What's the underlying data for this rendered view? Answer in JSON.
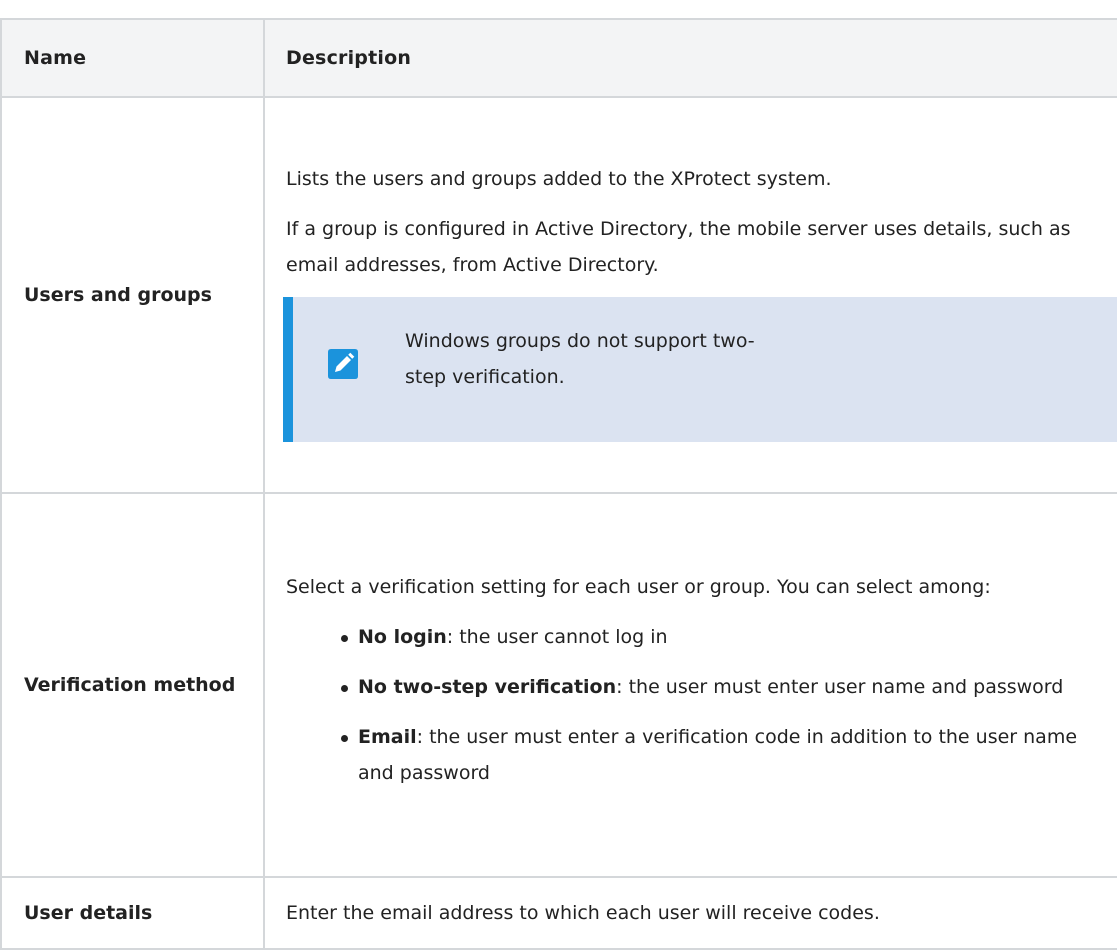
{
  "table": {
    "headers": {
      "name": "Name",
      "description": "Description"
    },
    "rows": [
      {
        "name": "Users and groups",
        "paragraphs": [
          "Lists the users and groups added to the XProtect system.",
          "If a group is configured in Active Directory, the mobile server uses details, such as email addresses, from Active Directory."
        ],
        "note": {
          "icon": "pencil-note-icon",
          "text": "Windows groups do not support two-step verification."
        }
      },
      {
        "name": "Verification method",
        "intro": "Select a verification setting for each user or group. You can select among:",
        "options": [
          {
            "term": "No login",
            "rest": ": the user cannot log in"
          },
          {
            "term": "No two-step verification",
            "rest": ": the user must enter user name and password"
          },
          {
            "term": "Email",
            "rest": ": the user must enter a verification code in addition to the user name and password"
          }
        ]
      },
      {
        "name": "User details",
        "paragraphs": [
          "Enter the email address to which each user will receive codes."
        ]
      }
    ]
  },
  "colors": {
    "note_background": "#dbe3f1",
    "note_accent": "#1b93dc",
    "border": "#d4d7da",
    "header_background": "#f3f4f5"
  }
}
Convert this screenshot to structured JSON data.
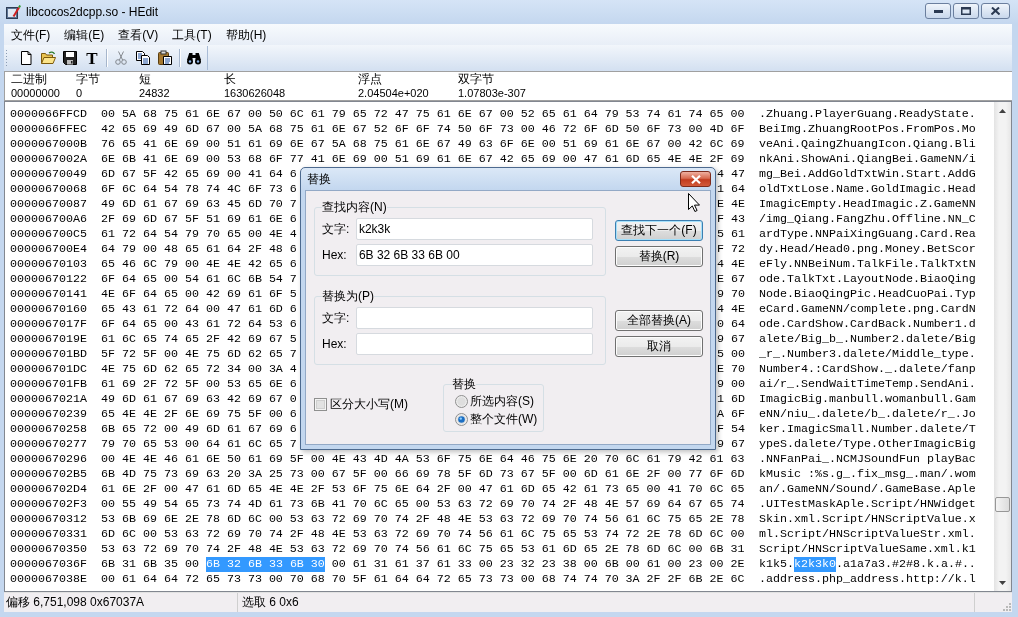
{
  "window": {
    "title": "libcocos2dcpp.so - HEdit"
  },
  "menu": [
    "文件(F)",
    "编辑(E)",
    "查看(V)",
    "工具(T)",
    "帮助(H)"
  ],
  "toolbar": [
    {
      "kind": "new",
      "disabled": false
    },
    {
      "kind": "open",
      "disabled": false
    },
    {
      "kind": "save",
      "disabled": false
    },
    {
      "kind": "font",
      "glyph": "T",
      "disabled": false
    },
    {
      "kind": "separator"
    },
    {
      "kind": "cut",
      "disabled": true
    },
    {
      "kind": "copy",
      "disabled": false
    },
    {
      "kind": "paste",
      "disabled": false
    },
    {
      "kind": "separator"
    },
    {
      "kind": "find",
      "disabled": false
    }
  ],
  "info_bar": [
    {
      "label": "二进制",
      "value": "00000000"
    },
    {
      "label": "字节",
      "value": "0"
    },
    {
      "label": "短",
      "value": "24832"
    },
    {
      "label": "长",
      "value": "1630626048"
    },
    {
      "label": "浮点",
      "value": "2.04504e+020"
    },
    {
      "label": "双字节",
      "value": "1.07803e-307"
    }
  ],
  "hex_view": {
    "rows": [
      {
        "address": "0000066FFCD",
        "hex": "00 5A 68 75 61 6E 67 00 50 6C 61 79 65 72 47 75 61 6E 67 00 52 65 61 64 79 53 74 61 74 65 00",
        "ascii": ".Zhuang.PlayerGuang.ReadyState."
      },
      {
        "address": "0000066FFEC",
        "hex": "42 65 69 49 6D 67 00 5A 68 75 61 6E 67 52 6F 6F 74 50 6F 73 00 46 72 6F 6D 50 6F 73 00 4D 6F",
        "ascii": "BeiImg.ZhuangRootPos.FromPos.Mo"
      },
      {
        "address": "0000067000B",
        "hex": "76 65 41 6E 69 00 51 61 69 6E 67 5A 68 75 61 6E 67 49 63 6F 6E 00 51 69 61 6E 67 00 42 6C 69",
        "ascii": "veAni.QaingZhuangIcon.Qiang.Bli"
      },
      {
        "address": "0000067002A",
        "hex": "6E 6B 41 6E 69 00 53 68 6F 77 41 6E 69 00 51 69 61 6E 67 42 65 69 00 47 61 6D 65 4E 4E 2F 69",
        "ascii": "nkAni.ShowAni.QiangBei.GameNN/i"
      },
      {
        "address": "00000670049",
        "hex_left": "6D 67 5F 42 65 69 00 41 64 6",
        "hex_right": "4 47",
        "ascii": "mg_Bei.AddGoldTxtWin.Start.AddG"
      },
      {
        "address": "00000670068",
        "hex_left": "6F 6C 64 54 78 74 4C 6F 73 6",
        "hex_right": "1 64",
        "ascii": "oldTxtLose.Name.GoldImagic.Head"
      },
      {
        "address": "00000670087",
        "hex_left": "49 6D 61 67 69 63 45 6D 70 7",
        "hex_right": "E 4E",
        "ascii": "ImagicEmpty.HeadImagic.Z.GameNN"
      },
      {
        "address": "000006700A6",
        "hex_left": "2F 69 6D 67 5F 51 69 61 6E 6",
        "hex_right": "F 43",
        "ascii": "/img_Qiang.FangZhu.Offline.NN_C"
      },
      {
        "address": "000006700C5",
        "hex_left": "61 72 64 54 79 70 65 00 4E 4",
        "hex_right": "5 61",
        "ascii": "ardType.NNPaiXingGuang.Card.Rea"
      },
      {
        "address": "000006700E4",
        "hex_left": "64 79 00 48 65 61 64 2F 48 6",
        "hex_right": "F 72",
        "ascii": "dy.Head/Head0.png.Money.BetScor"
      },
      {
        "address": "00000670103",
        "hex_left": "65 46 6C 79 00 4E 4E 42 65 6",
        "hex_right": "4 4E",
        "ascii": "eFly.NNBeiNum.TalkFile.TalkTxtN"
      },
      {
        "address": "00000670122",
        "hex_left": "6F 64 65 00 54 61 6C 6B 54 7",
        "hex_right": "E 67",
        "ascii": "ode.TalkTxt.LayoutNode.BiaoQing"
      },
      {
        "address": "00000670141",
        "hex_left": "4E 6F 64 65 00 42 69 61 6F 5",
        "hex_right": "9 70",
        "ascii": "Node.BiaoQingPic.HeadCuoPai.Typ"
      },
      {
        "address": "00000670160",
        "hex_left": "65 43 61 72 64 00 47 61 6D 6",
        "hex_right": "4 4E",
        "ascii": "eCard.GameNN/complete.png.CardN"
      },
      {
        "address": "0000067017F",
        "hex_left": "6F 64 65 00 43 61 72 64 53 6",
        "hex_right": "0 64",
        "ascii": "ode.CardShow.CardBack.Number1.d"
      },
      {
        "address": "0000067019E",
        "hex_left": "61 6C 65 74 65 2F 42 69 67 5",
        "hex_right": "9 67",
        "ascii": "alete/Big_b_.Number2.dalete/Big"
      },
      {
        "address": "000006701BD",
        "hex_left": "5F 72 5F 00 4E 75 6D 62 65 7",
        "hex_right": "5 00",
        "ascii": "_r_.Number3.dalete/Middle_type."
      },
      {
        "address": "000006701DC",
        "hex_left": "4E 75 6D 62 65 72 34 00 3A 4",
        "hex_right": "E 70",
        "ascii": "Number4.:CardShow._.dalete/fanp"
      },
      {
        "address": "000006701FB",
        "hex_left": "61 69 2F 72 5F 00 53 65 6E 6",
        "hex_right": "9 00",
        "ascii": "ai/r_.SendWaitTimeTemp.SendAni."
      },
      {
        "address": "0000067021A",
        "hex_left": "49 6D 61 67 69 63 42 69 67 0",
        "hex_right": "1 6D",
        "ascii": "ImagicBig.manbull.womanbull.Gam"
      },
      {
        "address": "00000670239",
        "hex_left": "65 4E 4E 2F 6E 69 75 5F 00 6",
        "hex_right": "A 6F",
        "ascii": "eNN/niu_.dalete/b_.dalete/r_.Jo"
      },
      {
        "address": "00000670258",
        "hex_left": "6B 65 72 00 49 6D 61 67 69 6",
        "hex_right": "F 54",
        "ascii": "ker.ImagicSmall.Number.dalete/T"
      },
      {
        "address": "00000670277",
        "hex_left": "79 70 65 53 00 64 61 6C 65 7",
        "hex_right": "9 67",
        "ascii": "ypeS.dalete/Type.OtherImagicBig"
      },
      {
        "address": "00000670296",
        "hex": "00 4E 4E 46 61 6E 50 61 69 5F 00 4E 43 4D 4A 53 6F 75 6E 64 46 75 6E 20 70 6C 61 79 42 61 63",
        "ascii": ".NNFanPai_.NCMJSoundFun playBac"
      },
      {
        "address": "000006702B5",
        "hex": "6B 4D 75 73 69 63 20 3A 25 73 00 67 5F 00 66 69 78 5F 6D 73 67 5F 00 6D 61 6E 2F 00 77 6F 6D",
        "ascii": "kMusic :%s.g_.fix_msg_.man/.wom"
      },
      {
        "address": "000006702D4",
        "hex": "61 6E 2F 00 47 61 6D 65 4E 4E 2F 53 6F 75 6E 64 2F 00 47 61 6D 65 42 61 73 65 00 41 70 6C 65",
        "ascii": "an/.GameNN/Sound/.GameBase.Aple"
      },
      {
        "address": "000006702F3",
        "hex": "00 55 49 54 65 73 74 4D 61 73 6B 41 70 6C 65 00 53 63 72 69 70 74 2F 48 4E 57 69 64 67 65 74",
        "ascii": ".UITestMaskAple.Script/HNWidget"
      },
      {
        "address": "00000670312",
        "hex": "53 6B 69 6E 2E 78 6D 6C 00 53 63 72 69 70 74 2F 48 4E 53 63 72 69 70 74 56 61 6C 75 65 2E 78",
        "ascii": "Skin.xml.Script/HNScriptValue.x"
      },
      {
        "address": "00000670331",
        "hex": "6D 6C 00 53 63 72 69 70 74 2F 48 4E 53 63 72 69 70 74 56 61 6C 75 65 53 74 72 2E 78 6D 6C 00",
        "ascii": "ml.Script/HNScriptValueStr.xml."
      },
      {
        "address": "00000670350",
        "hex": "53 63 72 69 70 74 2F 48 4E 53 63 72 69 70 74 56 61 6C 75 65 53 61 6D 65 2E 78 6D 6C 00 6B 31",
        "ascii": "Script/HNScriptValueSame.xml.k1"
      },
      {
        "address": "0000067036F",
        "hex_parts": [
          {
            "text": "6B 31 6B 35 00",
            "selected": false
          },
          {
            "text": "6B 32 6B 33 6B 30",
            "selected": true
          },
          {
            "text": "00 61 31 61 37 61 33 00 23 32 23 38 00 6B 00 61 00 23 00 2E",
            "selected": false
          }
        ],
        "ascii_parts": [
          {
            "text": "k1k5.",
            "selected": false
          },
          {
            "text": "k2k3k0",
            "selected": true
          },
          {
            "text": ".a1a7a3.#2#8.k.a.#..",
            "selected": false
          }
        ]
      },
      {
        "address": "0000067038E",
        "hex": "00 61 64 64 72 65 73 73 00 70 68 70 5F 61 64 64 72 65 73 73 00 68 74 74 70 3A 2F 2F 6B 2E 6C",
        "ascii": ".address.php_address.http://k.l"
      }
    ]
  },
  "status_bar": [
    "偏移 6,751,098 0x67037A",
    "选取 6 0x6"
  ],
  "dialog": {
    "title": "替换",
    "find_group": {
      "label": "查找内容(N)",
      "fields": [
        {
          "label": "文字:",
          "value": "k2k3k"
        },
        {
          "label": "Hex:",
          "value": "6B 32 6B 33 6B 00"
        }
      ]
    },
    "replace_group": {
      "label": "替换为(P)",
      "fields": [
        {
          "label": "文字:"
        },
        {
          "label": "Hex:"
        }
      ]
    },
    "find_buttons": [
      {
        "label": "查找下一个(F)",
        "default": true
      },
      {
        "label": "替换(R)",
        "default": false
      }
    ],
    "replace_buttons": [
      {
        "label": "全部替换(A)",
        "default": false
      },
      {
        "label": "取消",
        "default": false
      }
    ],
    "match_case": {
      "label": "区分大小写(M)",
      "checked": false
    },
    "scope": {
      "label": "替换",
      "options": [
        {
          "label": "所选内容(S)",
          "selected": false
        },
        {
          "label": "整个文件(W)",
          "selected": true
        }
      ]
    }
  }
}
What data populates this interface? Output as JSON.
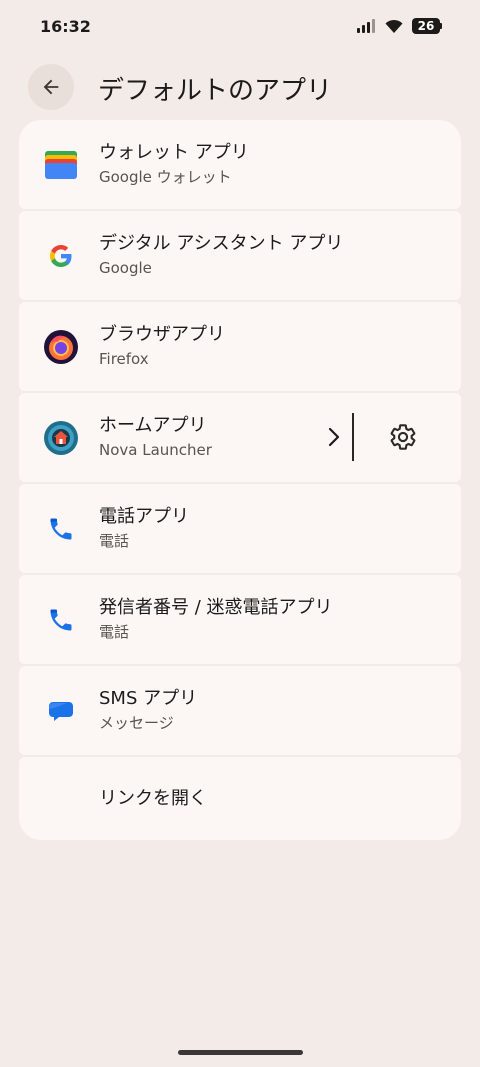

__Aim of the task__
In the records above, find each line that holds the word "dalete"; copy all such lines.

__Task answer__
        "ascii": "alete/Big_b_.Number2.dalete/Big"
        "ascii": "_r_.Number3.dalete/Middle_type."
        "ascii": "Number4.:CardShow._.dalete/fanp"
        "ascii": "eNN/niu_.dalete/b_.dalete/r_.Jo"
        "ascii": "ker.ImagicSmall.Number.dalete/T"
        "ascii": "ypeS.dalete/Type.OtherImagicBig"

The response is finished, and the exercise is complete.